Hacker used doctor’s ID to access records
July 23, 2014
VICTORIA – About 1,600 patients had their private data in the provincial PharmaNet prescription system accessed by an unknown hacker, a British Columbia investigation has revealed.
B.C. health ministry officials say the unauthorized person used a doctor’s account to access the prescription medication database between March 9 and June 19. The doctor was unaware of the breach.
The privacy breach included the names, birth dates, addresses, telephone numbers and health numbers of 1,600 people. About 34 people also had their personal medical history accessed.
The ministry says all those affected will be notified by mail of the breach and will be offered free services to help prevent identity theft and bank fraud.
“While this privacy breach did not include banking information, enough information was accessed to be used for identity theft,” said a statement released by the ministry.
“The ministry encourages affected people keep a close eye on their bank accounts, credit cards, and online identity and services.
“Those affected can contact their local pharmacy to put a keyword on their PharmaNet profile.
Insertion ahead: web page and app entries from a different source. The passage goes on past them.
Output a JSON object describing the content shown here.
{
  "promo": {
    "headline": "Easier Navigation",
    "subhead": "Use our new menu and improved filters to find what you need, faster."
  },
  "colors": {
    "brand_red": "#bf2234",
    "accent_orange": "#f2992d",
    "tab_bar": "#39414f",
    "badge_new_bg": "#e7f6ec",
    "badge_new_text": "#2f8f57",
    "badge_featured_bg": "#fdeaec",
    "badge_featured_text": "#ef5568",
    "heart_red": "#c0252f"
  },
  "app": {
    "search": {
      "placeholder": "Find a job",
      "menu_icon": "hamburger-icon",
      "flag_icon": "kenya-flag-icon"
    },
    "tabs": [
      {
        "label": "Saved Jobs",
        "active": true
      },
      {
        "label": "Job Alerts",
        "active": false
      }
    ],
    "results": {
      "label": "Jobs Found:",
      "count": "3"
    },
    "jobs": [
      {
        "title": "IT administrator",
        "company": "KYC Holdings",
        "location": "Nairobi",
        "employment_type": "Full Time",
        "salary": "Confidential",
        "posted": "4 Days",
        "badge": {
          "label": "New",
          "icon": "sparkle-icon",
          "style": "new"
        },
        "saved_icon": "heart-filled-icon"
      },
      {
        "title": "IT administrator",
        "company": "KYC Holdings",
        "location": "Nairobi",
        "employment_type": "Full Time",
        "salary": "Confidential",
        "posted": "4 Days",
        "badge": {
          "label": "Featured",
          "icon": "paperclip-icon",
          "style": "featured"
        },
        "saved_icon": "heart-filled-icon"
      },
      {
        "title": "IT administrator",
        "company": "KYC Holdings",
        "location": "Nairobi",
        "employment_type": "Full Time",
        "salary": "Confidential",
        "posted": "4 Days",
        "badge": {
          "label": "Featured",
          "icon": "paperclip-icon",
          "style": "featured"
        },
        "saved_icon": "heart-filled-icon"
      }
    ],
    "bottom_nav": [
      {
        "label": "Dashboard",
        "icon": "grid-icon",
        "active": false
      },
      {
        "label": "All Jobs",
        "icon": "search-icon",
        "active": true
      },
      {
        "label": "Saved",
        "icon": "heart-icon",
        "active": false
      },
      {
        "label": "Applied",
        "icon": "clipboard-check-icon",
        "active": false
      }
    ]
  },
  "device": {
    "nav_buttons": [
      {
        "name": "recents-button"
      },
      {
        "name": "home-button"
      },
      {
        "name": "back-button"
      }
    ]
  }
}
They can also request, through Health Insurance BC, a Medical Services Plan alert, which prompts health professionals to ask for a second piece of identification when a person uses his or her personal health number (BC Services Card or Care Card number).”
The hacker did not use the system to create fake medical prescriptions, say officials.
It is not the first major privacy breach affecting B.C. residents’ data.
In 2013, the government announced that the personal health data of millions of British Columbians was accessed without proper authorization as part of university research.
In the same year, the personal information of about 16,000 patients of a medical lab in Kamloops went missing when a computer was sent for servicing.
In 2012, an investigation concluded the University of Victoria had failed to protect the private records of thousands of employees stored on a stolen computer memory card.
In 2011, B.C.’s Information and Privacy Commissioner launched an investigation into two incidents involving government medical records that were lost in one case, and found dumped in the trash in the other.